───── EXTRACTED DATA ─────

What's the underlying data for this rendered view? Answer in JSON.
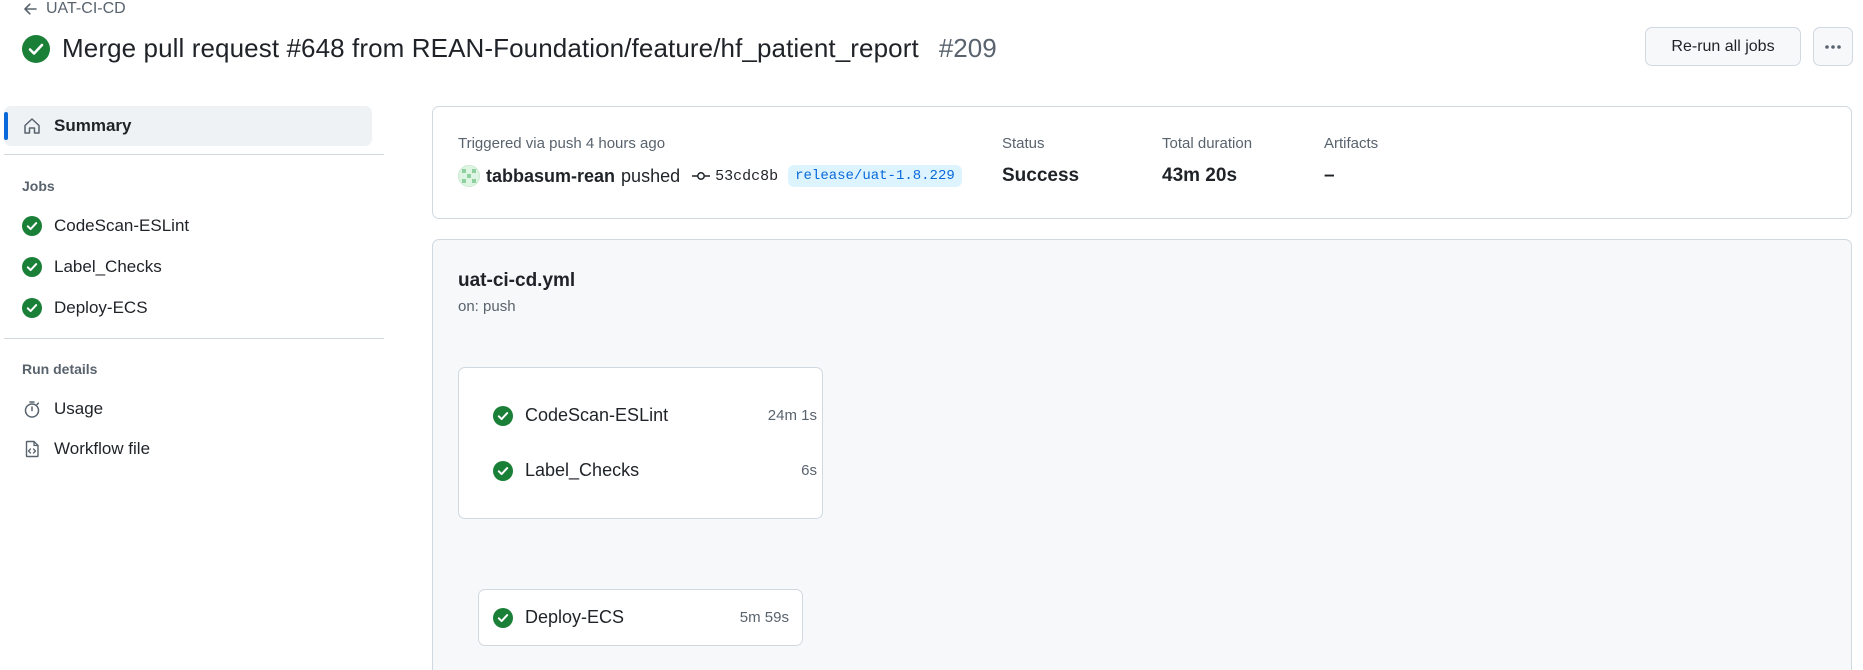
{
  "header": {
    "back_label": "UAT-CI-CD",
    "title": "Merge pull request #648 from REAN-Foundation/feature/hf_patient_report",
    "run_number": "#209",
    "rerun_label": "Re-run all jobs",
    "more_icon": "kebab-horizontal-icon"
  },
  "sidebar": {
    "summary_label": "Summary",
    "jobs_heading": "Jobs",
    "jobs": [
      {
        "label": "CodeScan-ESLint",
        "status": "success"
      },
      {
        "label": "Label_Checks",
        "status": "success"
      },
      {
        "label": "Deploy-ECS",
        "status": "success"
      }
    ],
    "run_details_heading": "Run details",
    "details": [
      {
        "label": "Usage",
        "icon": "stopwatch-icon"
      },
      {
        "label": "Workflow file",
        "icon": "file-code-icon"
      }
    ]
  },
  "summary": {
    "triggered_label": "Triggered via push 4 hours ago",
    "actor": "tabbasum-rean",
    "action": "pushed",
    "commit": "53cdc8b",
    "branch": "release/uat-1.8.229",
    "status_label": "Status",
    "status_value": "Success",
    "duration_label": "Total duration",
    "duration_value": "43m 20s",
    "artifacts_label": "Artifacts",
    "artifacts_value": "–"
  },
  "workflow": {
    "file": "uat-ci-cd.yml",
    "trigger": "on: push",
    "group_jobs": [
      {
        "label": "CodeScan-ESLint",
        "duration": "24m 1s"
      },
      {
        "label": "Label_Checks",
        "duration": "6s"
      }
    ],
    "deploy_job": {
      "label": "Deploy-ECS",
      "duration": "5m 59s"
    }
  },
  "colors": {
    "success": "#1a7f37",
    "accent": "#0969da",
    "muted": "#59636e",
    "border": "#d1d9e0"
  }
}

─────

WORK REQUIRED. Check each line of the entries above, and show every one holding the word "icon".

WORKED SOLUTION.
    "more_icon": "kebab-horizontal-icon"
        "icon": "stopwatch-icon"
        "icon": "file-code-icon"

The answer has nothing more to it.